Mixed sentiments keep emerging about the commercial and business sector in Kuwait.

On a positive note, the much-awaited expansion of the airport is underway. Conversely, in an unprecedented move, a key rating agency assigned a negative outlook for the economy due to the phenomenon of low oil prices for two years now.

The total estimated cost of the expansion amounts to $4.3 billion, undoubtedly a substantial figure. Officials are pressing for completion of the ultra modern terminal in less than five years. Upon completion, the new terminal would accommodate 13 million passengers a year, with capacity to take in 25 to 50 million passengers in subsequent stages.

The airport handled some 11 million passengers in 2015, which is above the stated capacity. Passenger use has been growing by 6 per cent per annum without an expansion of facilities for a relatively long time, with cargo volumes serving as additional challenge.

Complaints of congestion and lack of seating areas is a common complaint in Kuwait, notably during the peak summer season. Many Kuwaitis flee the country’s scorching summer heat.

The expansion was originally due to start in 2012 but disagreements between parliament and the cabinet caused the delay. MPs wanted to ensure proper use of state money and the best possible deal for the treasury.

To be sure, aviation is a key sector in other Gulf countries, with Emirates, Qatar Airways and Etihad using Dubai, Doha and Abu Dhabi airports as hubs for their global businesses. The budget for fiscal year 2016-17 — which started in April — projects revenues and expenditures of $24.4 billion and $62.2 billion, respectively. Notably, revenues could only cover 71 per cent of government salaries and related costs, in turn estimated at $34.2 billion. The majority of spending is reserved for current expenditures covering public sector employees.

There is the challenge in maintaining Kuwait’s hitherto outstanding credit ratings. In a recent move, Moody’s assigned a negative outlook for the economy reflecting concerns about implementing fiscal and economic reforms.

Yet, Moody’s also affirmed Aa2 ratings reflecting the government’s finances and external strength. It maintains long-term and short-term foreign-currency and deposit ceilings of Aa2 and Prime-1. For its part, Standard and Poor’s maintains AA/A-1+ for long-term and short-term foreign and local currency credit ratings.

An essential part of the comfortable rankings relates to Kuwait’s strong external assets. The SWFI puts the value of the country’s sovereign wealth fund as managed by Kuwait Investment Authority (KIA) at $592 billion. Kuwait set up KIA in the 1950s, the first SWF within the GCC.

Kuwaiti investors much like the government are known for exploring business opportunities on a global scale. For instance, they have major stakes in numerous financial institutions in Bahrain.
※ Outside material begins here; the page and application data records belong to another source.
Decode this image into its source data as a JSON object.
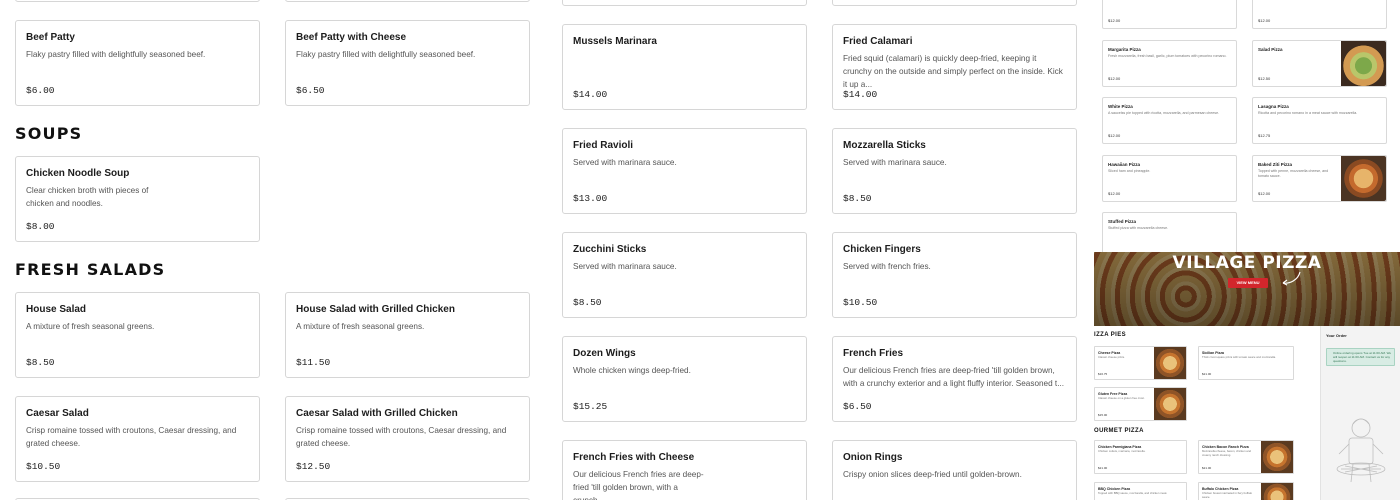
{
  "left": {
    "top_cards": [
      {
        "name": "Beef Patty",
        "desc": "Flaky pastry filled with delightfully seasoned beef.",
        "price": "$6.00"
      },
      {
        "name": "Beef Patty with Cheese",
        "desc": "Flaky pastry filled with delightfully seasoned beef.",
        "price": "$6.50"
      }
    ],
    "soups_title": "SOUPS",
    "soups": [
      {
        "name": "Chicken Noodle Soup",
        "desc": "Clear chicken broth with pieces of chicken and noodles.",
        "price": "$8.00"
      }
    ],
    "salads_title": "FRESH SALADS",
    "salads": [
      {
        "name": "House Salad",
        "desc": "A mixture of fresh seasonal greens.",
        "price": "$8.50"
      },
      {
        "name": "House Salad with Grilled Chicken",
        "desc": "A mixture of fresh seasonal greens.",
        "price": "$11.50"
      },
      {
        "name": "Caesar Salad",
        "desc": "Crisp romaine tossed with croutons, Caesar dressing, and grated cheese.",
        "price": "$10.50"
      },
      {
        "name": "Caesar Salad with Grilled Chicken",
        "desc": "Crisp romaine tossed with croutons, Caesar dressing, and grated cheese.",
        "price": "$12.50"
      }
    ]
  },
  "middle": {
    "cards": [
      {
        "name": "Mussels Marinara",
        "desc": "",
        "price": "$14.00"
      },
      {
        "name": "Fried Calamari",
        "desc": "Fried squid (calamari) is quickly deep-fried, keeping it crunchy on the outside and simply perfect on the inside. Kick it up a...",
        "price": "$14.00"
      },
      {
        "name": "Fried Ravioli",
        "desc": "Served with marinara sauce.",
        "price": "$13.00"
      },
      {
        "name": "Mozzarella Sticks",
        "desc": "Served with marinara sauce.",
        "price": "$8.50"
      },
      {
        "name": "Zucchini Sticks",
        "desc": "Served with marinara sauce.",
        "price": "$8.50"
      },
      {
        "name": "Chicken Fingers",
        "desc": "Served with french fries.",
        "price": "$10.50"
      },
      {
        "name": "Dozen Wings",
        "desc": "Whole chicken wings deep-fried.",
        "price": "$15.25"
      },
      {
        "name": "French Fries",
        "desc": "Our delicious French fries are deep-fried 'till golden brown, with a crunchy exterior and a light fluffy interior. Seasoned t...",
        "price": "$6.50"
      },
      {
        "name": "French Fries with Cheese",
        "desc": "Our delicious French fries are deep-fried 'till golden brown, with a crunch...",
        "price": ""
      },
      {
        "name": "Onion Rings",
        "desc": "Crispy onion slices deep-fried until golden-brown.",
        "price": ""
      }
    ]
  },
  "thumb_top": {
    "items": [
      {
        "name": "",
        "desc": "",
        "price": "$12.00",
        "img": false
      },
      {
        "name": "",
        "desc": "",
        "price": "$12.00",
        "img": false
      },
      {
        "name": "Margarita Pizza",
        "desc": "Fresh mozzarella, fresh basil, garlic, plum tomatoes with pecorino romano.",
        "price": "$12.00",
        "img": false
      },
      {
        "name": "Salad Pizza",
        "desc": "",
        "price": "$12.50",
        "img": true
      },
      {
        "name": "White Pizza",
        "desc": "A saucelss pie topped with ricotta, mozzarella, and parmesan cheese.",
        "price": "$12.00",
        "img": false
      },
      {
        "name": "Lasagna Pizza",
        "desc": "Ricotta and pecorino romano in a meat sauce with mozzarella.",
        "price": "$12.75",
        "img": false
      },
      {
        "name": "Hawaiian Pizza",
        "desc": "Sliced ham and pineapple.",
        "price": "$12.00",
        "img": false
      },
      {
        "name": "Baked Ziti Pizza",
        "desc": "Topped with penne, mozzarella cheese, and tomato sauce.",
        "price": "$12.00",
        "img": true
      },
      {
        "name": "Stuffed Pizza",
        "desc": "Stuffed pizza with mozzarella cheese.",
        "price": "",
        "img": false
      }
    ]
  },
  "thumb_bottom": {
    "hero_title": "VILLAGE PIZZA",
    "hero_button": "VIEW MENU",
    "section1": "IZZA PIES",
    "section2": "OURMET PIZZA",
    "order_title": "Your Order",
    "order_notice": "Online ordering opens Tue at 11:00 AM. We will reopen at 11:00 AM. Contact us for any questions.",
    "items": [
      {
        "name": "Cheese Pizza",
        "desc": "Classic cheese pizza.",
        "price": "$16.75",
        "img": true
      },
      {
        "name": "Sicilian Pizza",
        "desc": "Thick crust square pizza with tomato sauce and mozzarella.",
        "price": "$21.00",
        "img": false
      },
      {
        "name": "Gluten Free Pizza",
        "desc": "Classic cheese on a gluten free crust.",
        "price": "$15.00",
        "img": true
      },
      {
        "name": "Chicken Parmigiana Pizza",
        "desc": "Chicken cutlets, marinara, mozzarella.",
        "price": "$21.00",
        "img": false
      },
      {
        "name": "Chicken Bacon Ranch Pizza",
        "desc": "Mozzarella cheese, bacon, chicken and creamy ranch dressing.",
        "price": "$21.00",
        "img": true
      },
      {
        "name": "BBQ Chicken Pizza",
        "desc": "Topped with BBQ sauce, mozzarella, and chicken meat.",
        "price": "",
        "img": false
      },
      {
        "name": "Buffalo Chicken Pizza",
        "desc": "Chicken breast marinated in fiery buffalo sauce.",
        "price": "",
        "img": true
      }
    ]
  }
}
Currently, retail giant MH Al Shaya of Kuwait is leading a group of investors in developing The Avenues project on a stretch of waterfront in Manama. The project covers land of 265,000 square meters at an estimated cost of $50 million. Once completed in 2017, The Avenues will compete head on for business with City Centre Bahrain, in turn owned by Majid Al Futtaim of the UAE.

The strong external assets together with satisfactory credit ratings are hallmarks of the Kuwaiti economy. The SWF amount compares favourably with the country’s GDP of $176 billion.

The writer is a Member of Parliament in Bahrain.